▶ _DATASET EXTRACT_:
= = = = =

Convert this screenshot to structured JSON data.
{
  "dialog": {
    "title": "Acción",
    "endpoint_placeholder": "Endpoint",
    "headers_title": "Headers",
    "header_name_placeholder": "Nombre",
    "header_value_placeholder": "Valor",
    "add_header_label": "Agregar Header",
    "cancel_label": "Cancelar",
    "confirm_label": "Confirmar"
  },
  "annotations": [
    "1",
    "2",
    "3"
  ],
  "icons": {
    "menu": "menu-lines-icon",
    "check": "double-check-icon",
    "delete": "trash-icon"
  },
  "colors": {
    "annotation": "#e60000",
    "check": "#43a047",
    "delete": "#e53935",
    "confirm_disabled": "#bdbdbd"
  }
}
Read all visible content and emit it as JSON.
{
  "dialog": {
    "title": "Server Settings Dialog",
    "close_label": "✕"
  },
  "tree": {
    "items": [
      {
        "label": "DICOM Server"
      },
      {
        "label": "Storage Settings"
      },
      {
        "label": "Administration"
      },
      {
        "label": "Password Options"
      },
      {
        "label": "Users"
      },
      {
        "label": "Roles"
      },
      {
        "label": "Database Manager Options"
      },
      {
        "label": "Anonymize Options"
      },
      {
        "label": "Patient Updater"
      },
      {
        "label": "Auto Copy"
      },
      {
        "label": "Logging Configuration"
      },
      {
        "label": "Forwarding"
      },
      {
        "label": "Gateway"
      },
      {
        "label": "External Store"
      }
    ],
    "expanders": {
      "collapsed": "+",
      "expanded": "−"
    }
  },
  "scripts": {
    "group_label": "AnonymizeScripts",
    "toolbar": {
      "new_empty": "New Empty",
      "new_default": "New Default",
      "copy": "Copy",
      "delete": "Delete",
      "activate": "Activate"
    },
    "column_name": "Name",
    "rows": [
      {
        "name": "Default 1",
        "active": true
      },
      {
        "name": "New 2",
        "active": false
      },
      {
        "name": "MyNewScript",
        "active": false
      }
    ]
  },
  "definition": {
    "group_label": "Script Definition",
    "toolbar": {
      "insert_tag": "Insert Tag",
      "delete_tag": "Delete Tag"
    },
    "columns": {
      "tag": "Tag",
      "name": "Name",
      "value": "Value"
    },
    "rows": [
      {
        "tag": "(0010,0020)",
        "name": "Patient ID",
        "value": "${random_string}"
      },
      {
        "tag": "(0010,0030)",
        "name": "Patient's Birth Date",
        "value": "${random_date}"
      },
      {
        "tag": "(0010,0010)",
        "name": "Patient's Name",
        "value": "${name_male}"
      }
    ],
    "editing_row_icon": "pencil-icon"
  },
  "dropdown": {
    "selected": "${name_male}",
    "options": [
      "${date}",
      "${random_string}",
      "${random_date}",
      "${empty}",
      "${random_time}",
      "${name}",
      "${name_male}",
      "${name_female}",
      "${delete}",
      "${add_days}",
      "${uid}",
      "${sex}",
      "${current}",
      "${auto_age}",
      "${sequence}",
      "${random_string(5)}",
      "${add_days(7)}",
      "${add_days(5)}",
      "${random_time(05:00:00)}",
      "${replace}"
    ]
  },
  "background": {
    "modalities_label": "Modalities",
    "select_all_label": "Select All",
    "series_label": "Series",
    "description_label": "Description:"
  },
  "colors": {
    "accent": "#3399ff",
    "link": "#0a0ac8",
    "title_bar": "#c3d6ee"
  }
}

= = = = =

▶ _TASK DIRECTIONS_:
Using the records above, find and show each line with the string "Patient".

▶ _TASK SOLUTION_:
        "label": "Patient Updater"
        "name": "Patient ID",
        "name": "Patient's Birth Date",
        "name": "Patient's Name",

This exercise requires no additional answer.